▸ **Items from a data source**:
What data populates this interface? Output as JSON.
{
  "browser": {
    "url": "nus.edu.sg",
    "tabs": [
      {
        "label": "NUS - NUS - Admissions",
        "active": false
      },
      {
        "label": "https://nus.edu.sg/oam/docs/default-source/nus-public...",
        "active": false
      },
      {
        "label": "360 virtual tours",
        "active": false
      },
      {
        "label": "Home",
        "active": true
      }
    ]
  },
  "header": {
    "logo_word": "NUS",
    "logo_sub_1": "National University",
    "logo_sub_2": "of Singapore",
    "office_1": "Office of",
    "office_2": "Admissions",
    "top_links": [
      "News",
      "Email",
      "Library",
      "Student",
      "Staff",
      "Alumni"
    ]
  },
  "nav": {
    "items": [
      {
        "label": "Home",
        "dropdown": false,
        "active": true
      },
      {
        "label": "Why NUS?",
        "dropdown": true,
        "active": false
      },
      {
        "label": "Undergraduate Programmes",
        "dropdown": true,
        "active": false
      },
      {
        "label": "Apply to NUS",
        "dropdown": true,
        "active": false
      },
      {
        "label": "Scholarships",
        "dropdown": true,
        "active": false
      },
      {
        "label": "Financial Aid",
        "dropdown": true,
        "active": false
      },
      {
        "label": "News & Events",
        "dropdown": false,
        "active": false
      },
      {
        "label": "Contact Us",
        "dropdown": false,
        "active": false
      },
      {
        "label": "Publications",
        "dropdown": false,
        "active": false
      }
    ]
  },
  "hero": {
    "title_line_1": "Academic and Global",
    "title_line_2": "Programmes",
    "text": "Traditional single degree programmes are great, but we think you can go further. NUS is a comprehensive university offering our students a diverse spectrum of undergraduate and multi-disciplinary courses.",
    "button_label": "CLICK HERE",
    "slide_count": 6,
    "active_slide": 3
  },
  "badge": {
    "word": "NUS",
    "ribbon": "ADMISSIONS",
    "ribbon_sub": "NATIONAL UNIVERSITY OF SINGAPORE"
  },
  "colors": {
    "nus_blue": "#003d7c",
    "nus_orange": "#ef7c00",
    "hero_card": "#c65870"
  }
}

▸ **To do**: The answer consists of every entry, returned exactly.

▸ **Response area**:
What data populates this interface? Output as JSON.
{
  "browser": {
    "url": "nus.edu.sg",
    "tabs": [
      {
        "label": "NUS - NUS - Admissions",
        "active": false
      },
      {
        "label": "https://nus.edu.sg/oam/docs/default-source/nus-public...",
        "active": false
      },
      {
        "label": "360 virtual tours",
        "active": false
      },
      {
        "label": "Home",
        "active": true
      }
    ]
  },
  "header": {
    "logo_word": "NUS",
    "logo_sub_1": "National University",
    "logo_sub_2": "of Singapore",
    "office_1": "Office of",
    "office_2": "Admissions",
    "top_links": [
      "News",
      "Email",
      "Library",
      "Student",
      "Staff",
      "Alumni"
    ]
  },
  "nav": {
    "items": [
      {
        "label": "Home",
        "dropdown": false,
        "active": true
      },
      {
        "label": "Why NUS?",
        "dropdown": true,
        "active": false
      },
      {
        "label": "Undergraduate Programmes",
        "dropdown": true,
        "active": false
      },
      {
        "label": "Apply to NUS",
        "dropdown": true,
        "active": false
      },
      {
        "label": "Scholarships",
        "dropdown": true,
        "active": false
      },
      {
        "label": "Financial Aid",
        "dropdown": true,
        "active": false
      },
      {
        "label": "News & Events",
        "dropdown": false,
        "active": false
      },
      {
        "label": "Contact Us",
        "dropdown": false,
        "active": false
      },
      {
        "label": "Publications",
        "dropdown": false,
        "active": false
      }
    ]
  },
  "hero": {
    "title_line_1": "Academic and Global",
    "title_line_2": "Programmes",
    "text": "Traditional single degree programmes are great, but we think you can go further. NUS is a comprehensive university offering our students a diverse spectrum of undergraduate and multi-disciplinary courses.",
    "button_label": "CLICK HERE",
    "slide_count": 6,
    "active_slide": 3
  },
  "badge": {
    "word": "NUS",
    "ribbon": "ADMISSIONS",
    "ribbon_sub": "NATIONAL UNIVERSITY OF SINGAPORE"
  },
  "colors": {
    "nus_blue": "#003d7c",
    "nus_orange": "#ef7c00",
    "hero_card": "#c65870"
  }
}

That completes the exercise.